- RECORDS SUPPLIED -
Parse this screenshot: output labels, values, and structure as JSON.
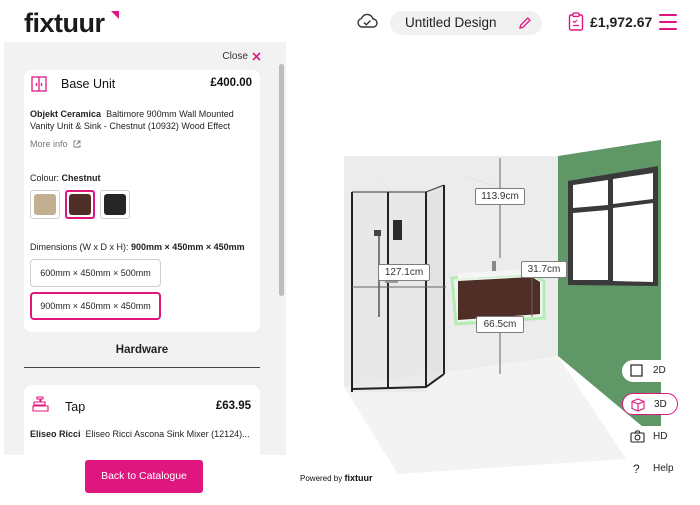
{
  "header": {
    "logo": "fixtuur",
    "design_name": "Untitled Design",
    "total_price": "£1,972.67"
  },
  "panel": {
    "close_label": "Close",
    "product": {
      "title": "Base Unit",
      "price": "£400.00",
      "brand": "Objekt Ceramica",
      "description": "Baltimore 900mm Wall Mounted Vanity Unit & Sink - Chestnut (10932) Wood Effect",
      "more_info": "More info",
      "colour_label": "Colour:",
      "colour_value": "Chestnut",
      "swatches": [
        {
          "name": "Beige",
          "color": "#c2ae91"
        },
        {
          "name": "Chestnut",
          "color": "#4e2e27"
        },
        {
          "name": "Black",
          "color": "#262626"
        }
      ],
      "dimensions_label": "Dimensions (W x D x H):",
      "dimensions_value": "900mm × 450mm × 450mm",
      "dimension_options": [
        "600mm × 450mm × 500mm",
        "900mm × 450mm × 450mm"
      ]
    },
    "hardware_label": "Hardware",
    "tap": {
      "title": "Tap",
      "price": "£63.95",
      "brand": "Eliseo Ricci",
      "description": "Eliseo Ricci Ascona Sink Mixer (12124)..."
    },
    "back_button": "Back to Catalogue"
  },
  "viewer": {
    "dimensions": {
      "height_above": "113.9cm",
      "shower_width": "127.1cm",
      "depth": "31.7cm",
      "width": "66.5cm"
    },
    "powered_by": "Powered by",
    "powered_brand": "fixtuur",
    "view_buttons": {
      "two_d": "2D",
      "three_d": "3D",
      "hd": "HD",
      "help": "Help"
    }
  },
  "colors": {
    "accent": "#e0167f",
    "wall_green": "#5f9766"
  }
}
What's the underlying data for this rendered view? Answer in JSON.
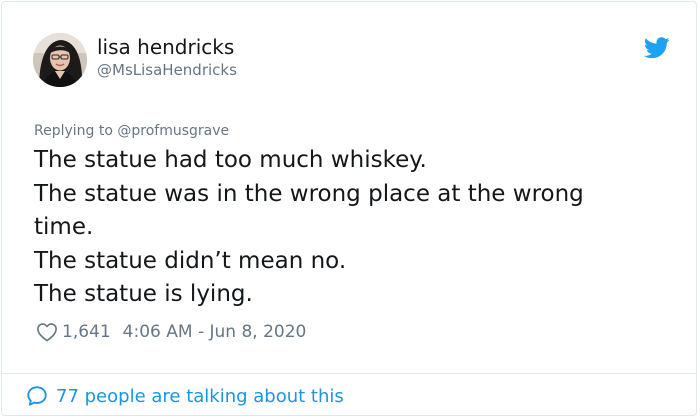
{
  "user": {
    "display_name": "lisa hendricks",
    "handle": "@MsLisaHendricks",
    "avatar_icon": "profile-photo",
    "platform_icon": "twitter-bird-icon"
  },
  "reply": {
    "prefix": "Replying to",
    "to_handle": "@profmusgrave"
  },
  "tweet": {
    "lines": [
      "The statue had too much whiskey.",
      "The statue was in the wrong place at the wrong",
      "time.",
      "The statue didn’t mean no.",
      "The statue is lying."
    ]
  },
  "meta": {
    "likes": "1,641",
    "timestamp": "4:06 AM - Jun 8, 2020"
  },
  "footer": {
    "talking_text": "77 people are talking about this"
  },
  "colors": {
    "text": "#14171a",
    "secondary": "#657786",
    "twitter_blue": "#1da1f2",
    "link_blue": "#1b95e0",
    "border": "#e1e8ed"
  }
}
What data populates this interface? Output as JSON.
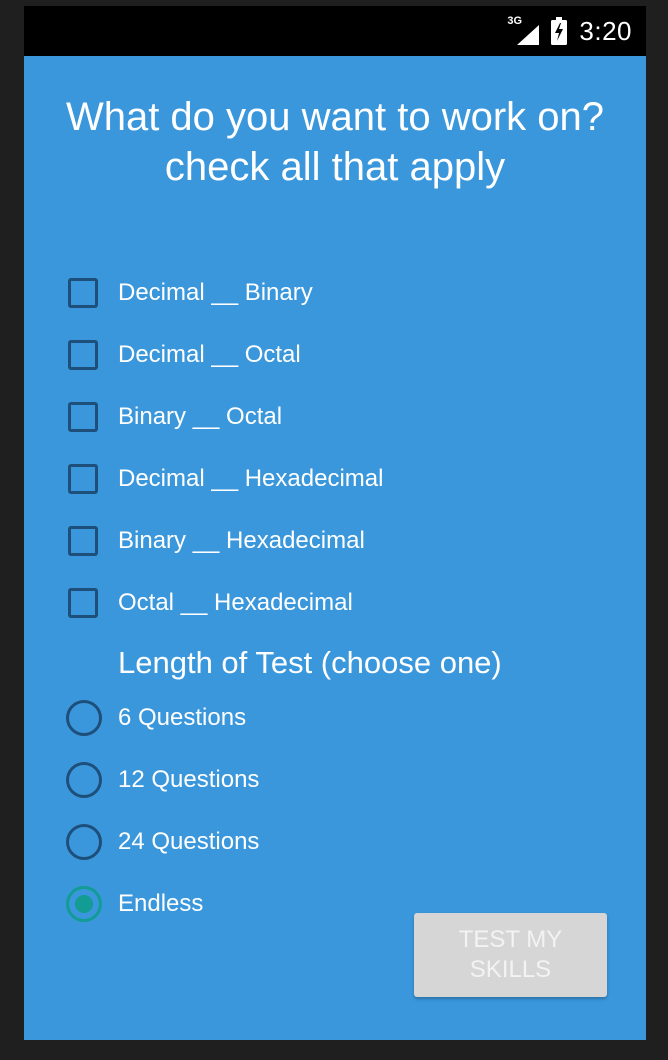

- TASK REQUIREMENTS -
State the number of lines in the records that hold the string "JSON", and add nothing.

- RESPONSE AREA -
3